Nigel Aston is Reader Emeritus in Early Modern History and Honorary Fellow in the School of History, Politics, and International Relations at the University of Leicester where he taught until 2019. He has received numerous funding awards and held many research awards, most recently as a residential Research Fellow at Durham University in 2019-20. Educated at Durham University and Christ Church, Oxford, he has written widely on British and French religious, political, and intellectual history in the ‘long’ eighteenth-century.  His most recent publication was Negotiating Toleration: Dissent and the Hanoverian Succession 1714-1760 (OUP, 2019), co-edited with Benjamin Bankhurst. His next book Enlightened Oxford: the University in the cultural and political life of Britain and beyond, 1680-1820 is forthcoming in 2021/22 from Oxford University Press.
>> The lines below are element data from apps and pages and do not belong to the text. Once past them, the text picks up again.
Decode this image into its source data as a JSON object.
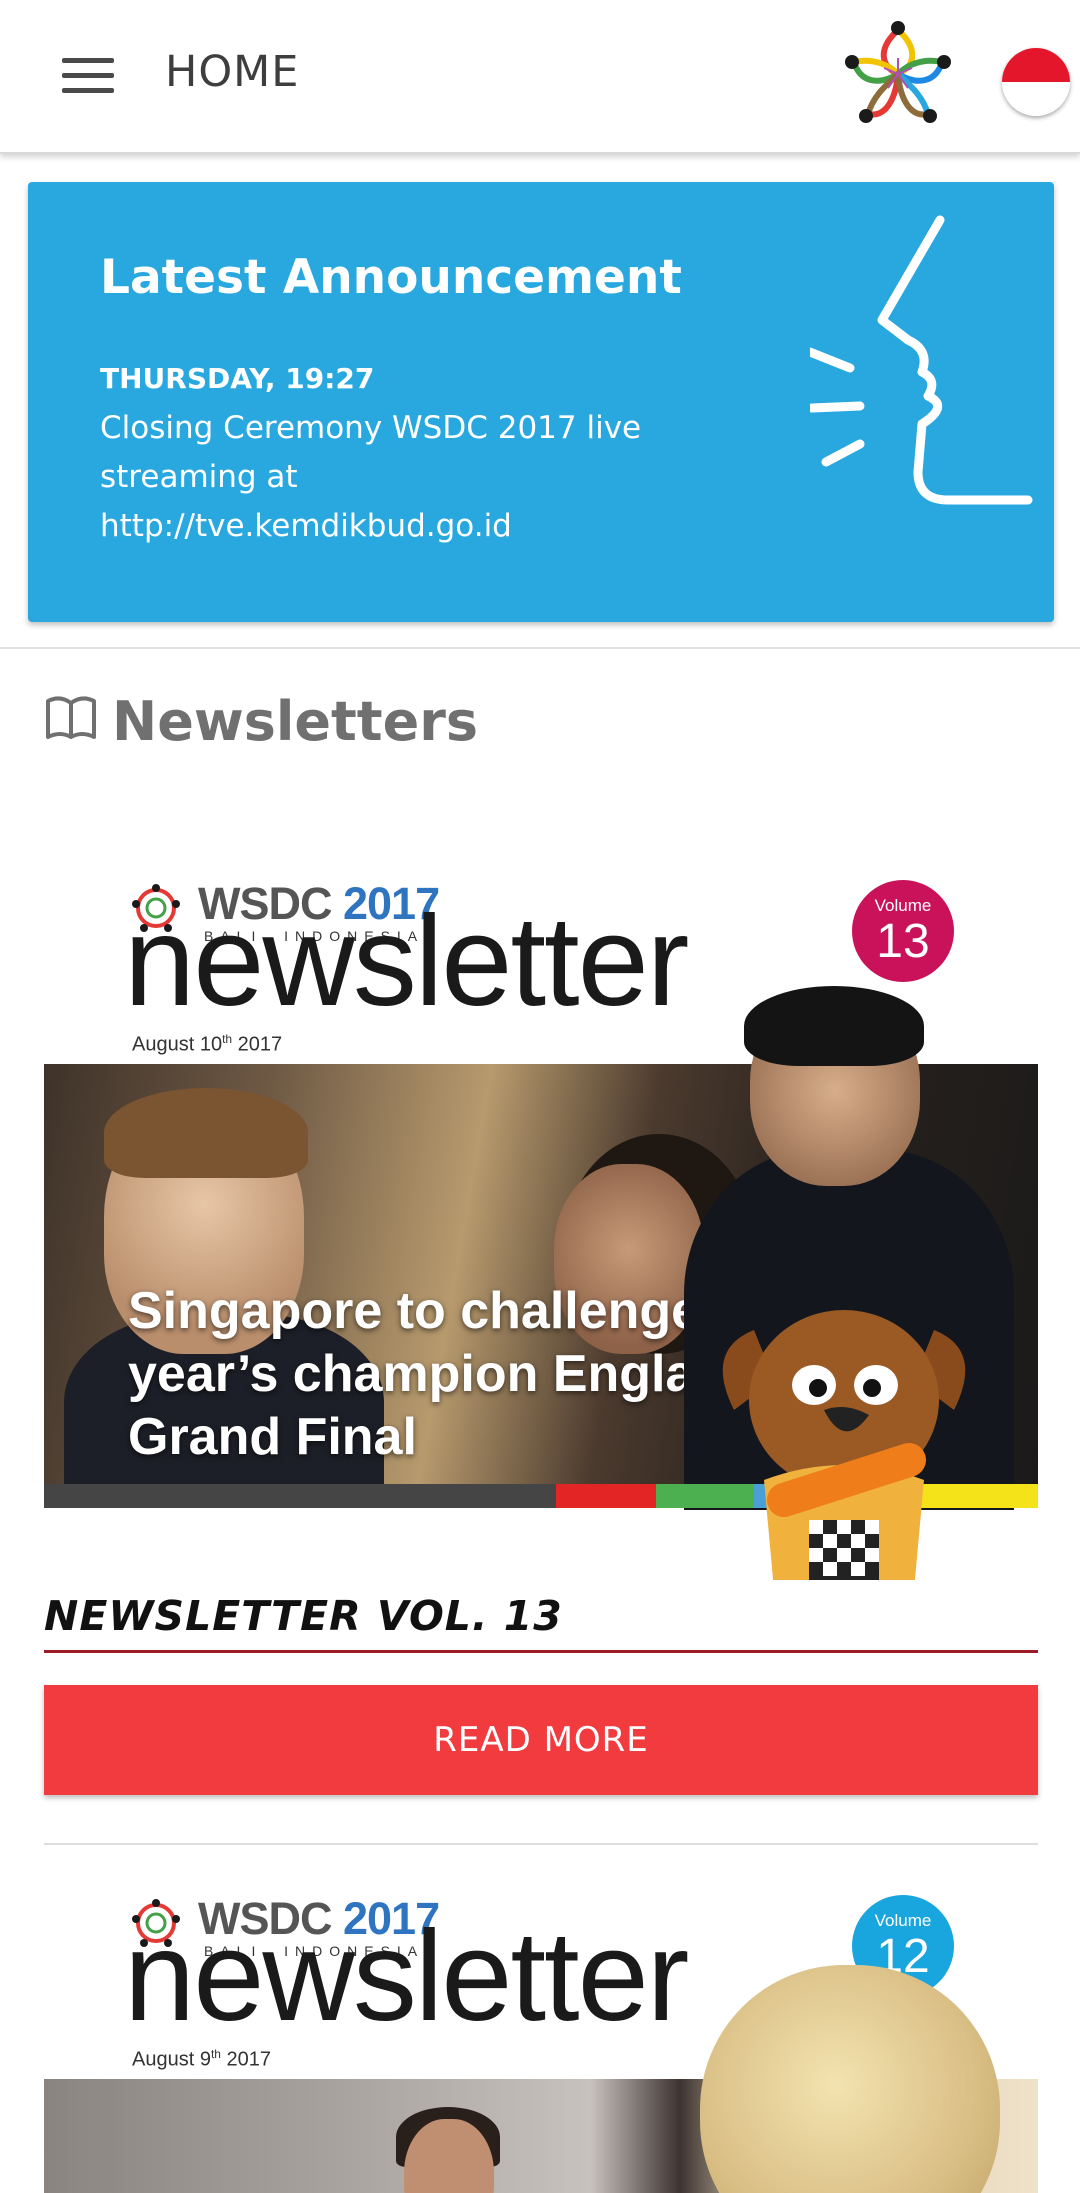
{
  "topbar": {
    "title": "HOME",
    "menu_icon": "hamburger-menu-icon",
    "logo": "wsdc-flower-logo",
    "language_flag": "indonesia-flag-icon"
  },
  "announcement": {
    "title": "Latest Announcement",
    "time": "THURSDAY, 19:27",
    "body": "Closing Ceremony WSDC 2017 live streaming at http://tve.kemdikbud.go.id",
    "icon": "speaking-face-icon",
    "background_color": "#29a8e0"
  },
  "newsletters": {
    "heading": "Newsletters",
    "heading_icon": "open-book-icon",
    "items": [
      {
        "cover": {
          "event_name": "WSDC",
          "event_year": "2017",
          "location": "BALI, INDONESIA",
          "wordmark": "newsletter",
          "date_main": "August 10",
          "date_sup": "th",
          "date_year": "2017",
          "volume_label": "Volume",
          "volume_number": "13",
          "volume_color": "#c9125a",
          "headline": "Singapore to challenge last year’s champion England in Grand Final"
        },
        "title": "NEWSLETTER VOL. 13",
        "button_label": "READ MORE"
      },
      {
        "cover": {
          "event_name": "WSDC",
          "event_year": "2017",
          "location": "BALI, INDONESIA",
          "wordmark": "newsletter",
          "date_main": "August 9",
          "date_sup": "th",
          "date_year": "2017",
          "volume_label": "Volume",
          "volume_number": "12",
          "volume_color": "#19a6df"
        }
      }
    ]
  },
  "colors": {
    "read_more_button": "#f23b3f",
    "title_rule": "#9e1b26",
    "heading_text": "#707070"
  }
}
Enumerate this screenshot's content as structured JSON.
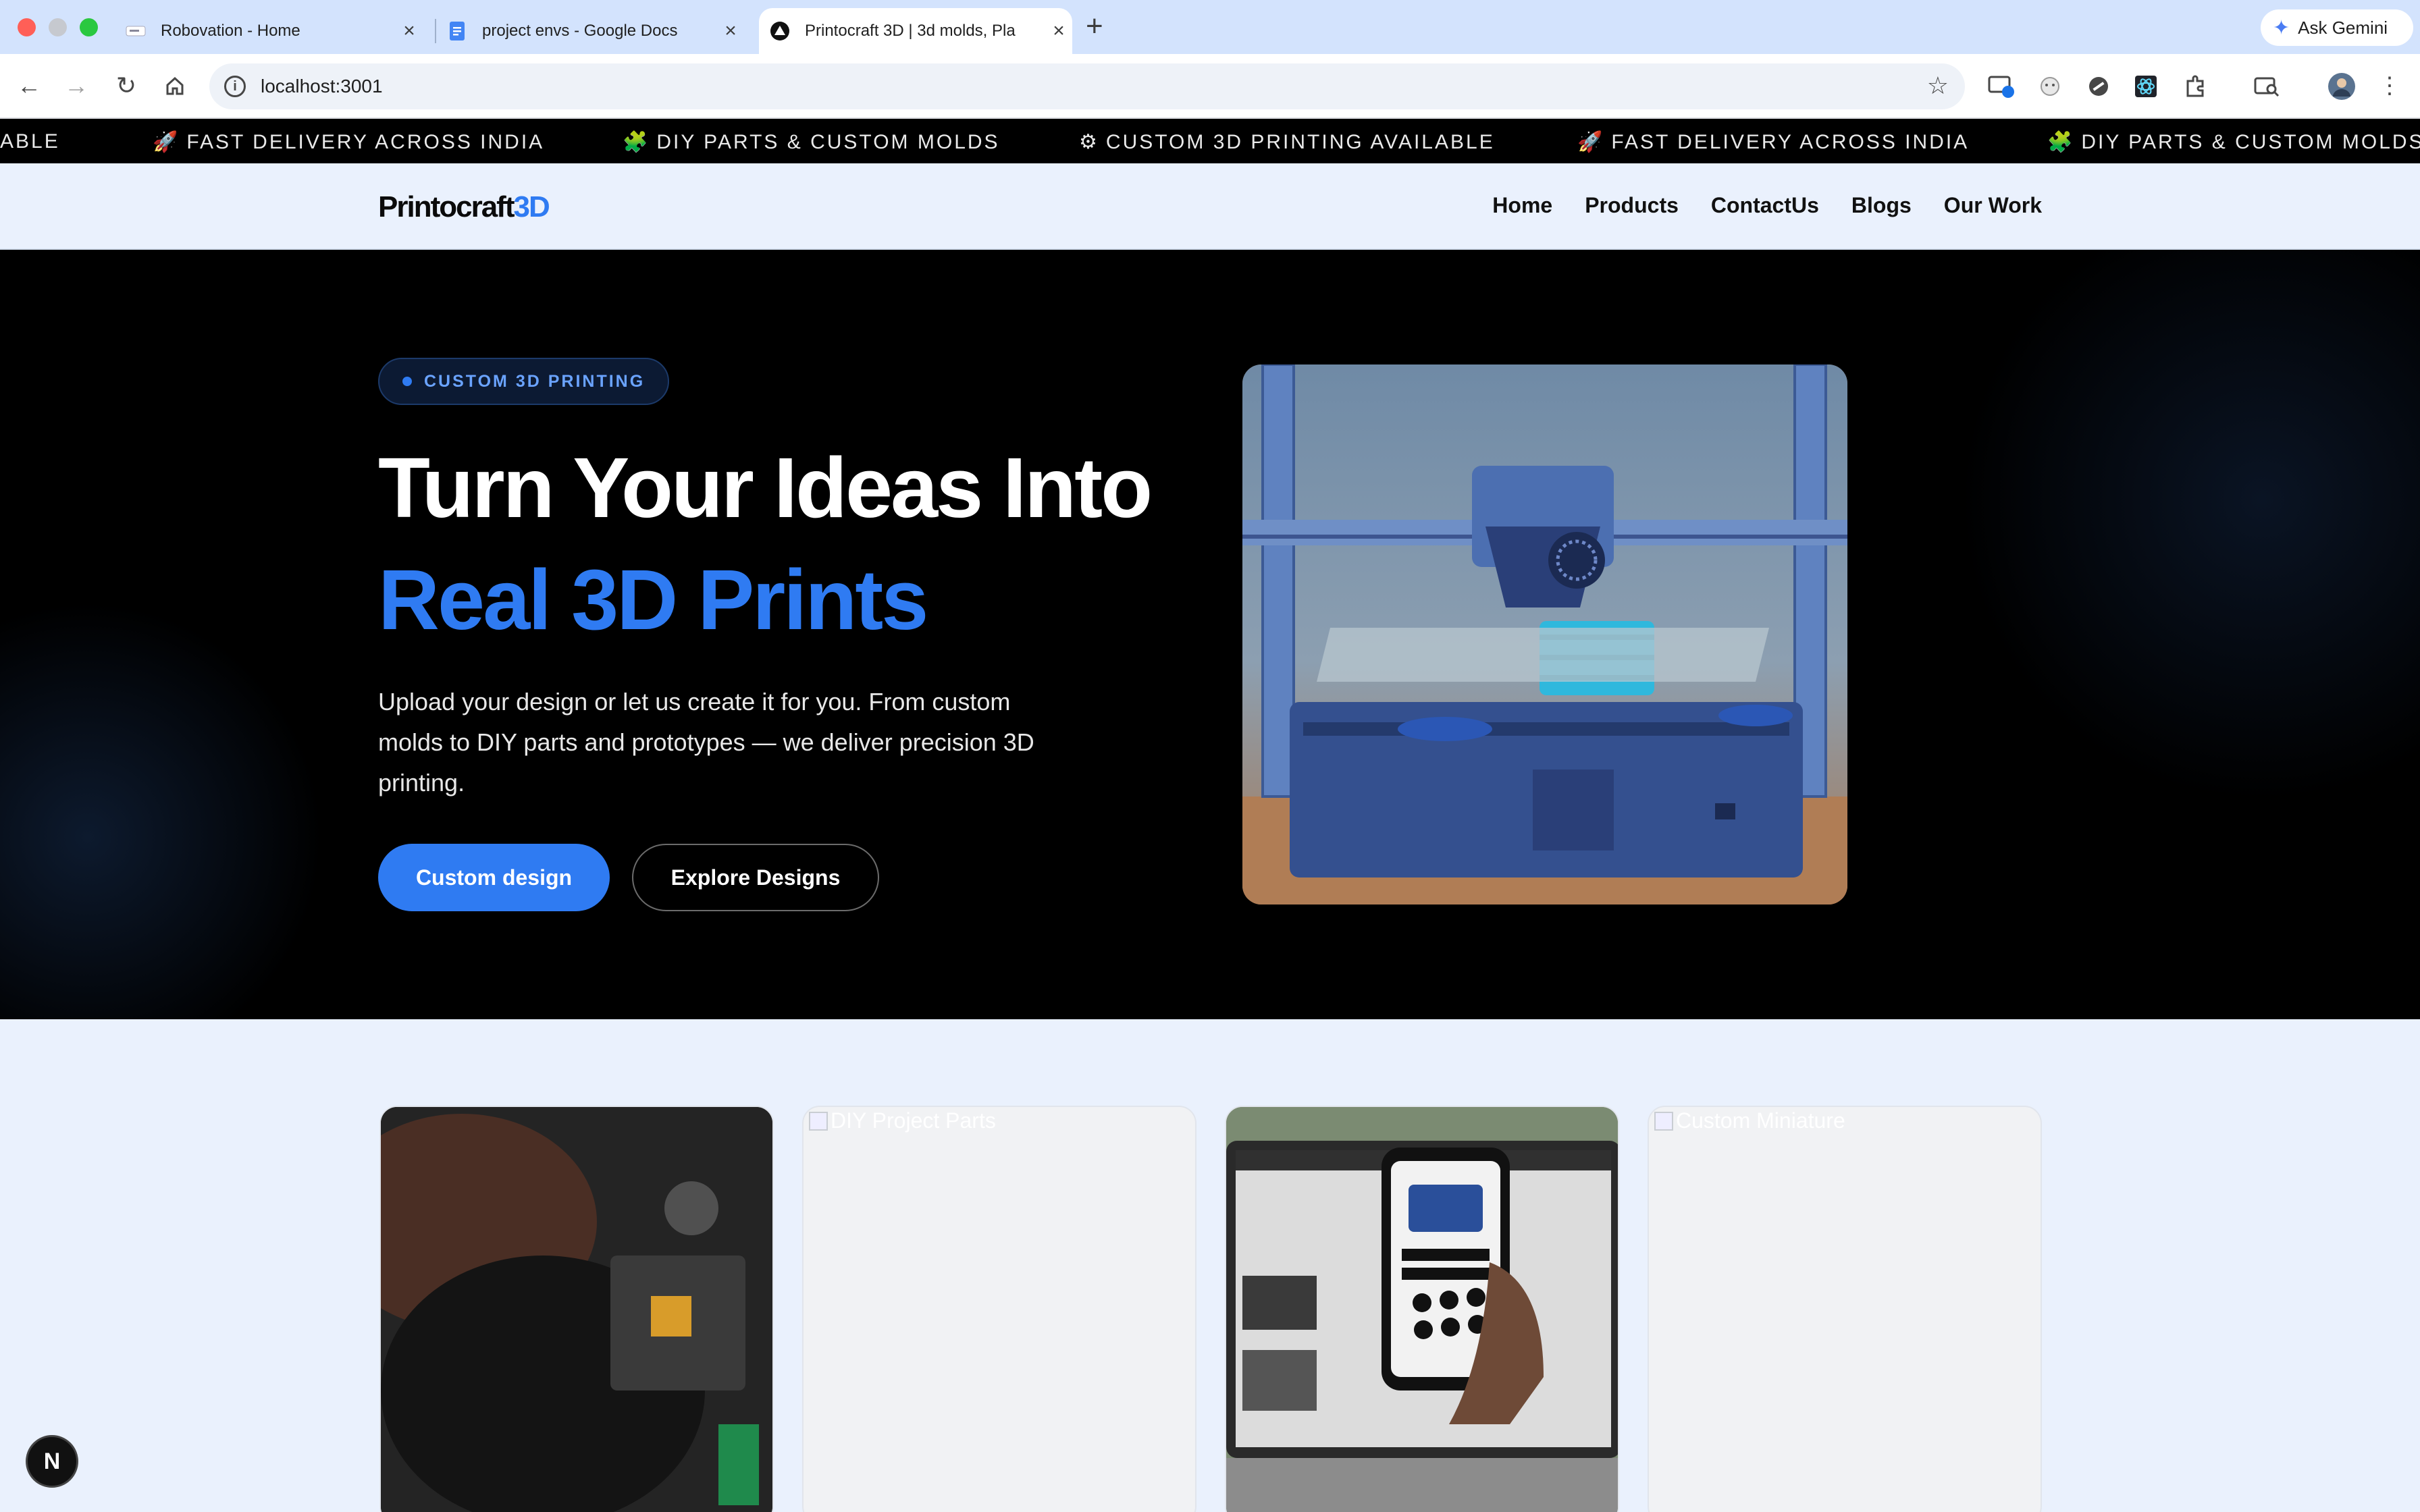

He has recently commenced work on a new five-year project provisionally entitled Cathedrals in society: cultural, political, and religious interactions in northern England, c1660-1800.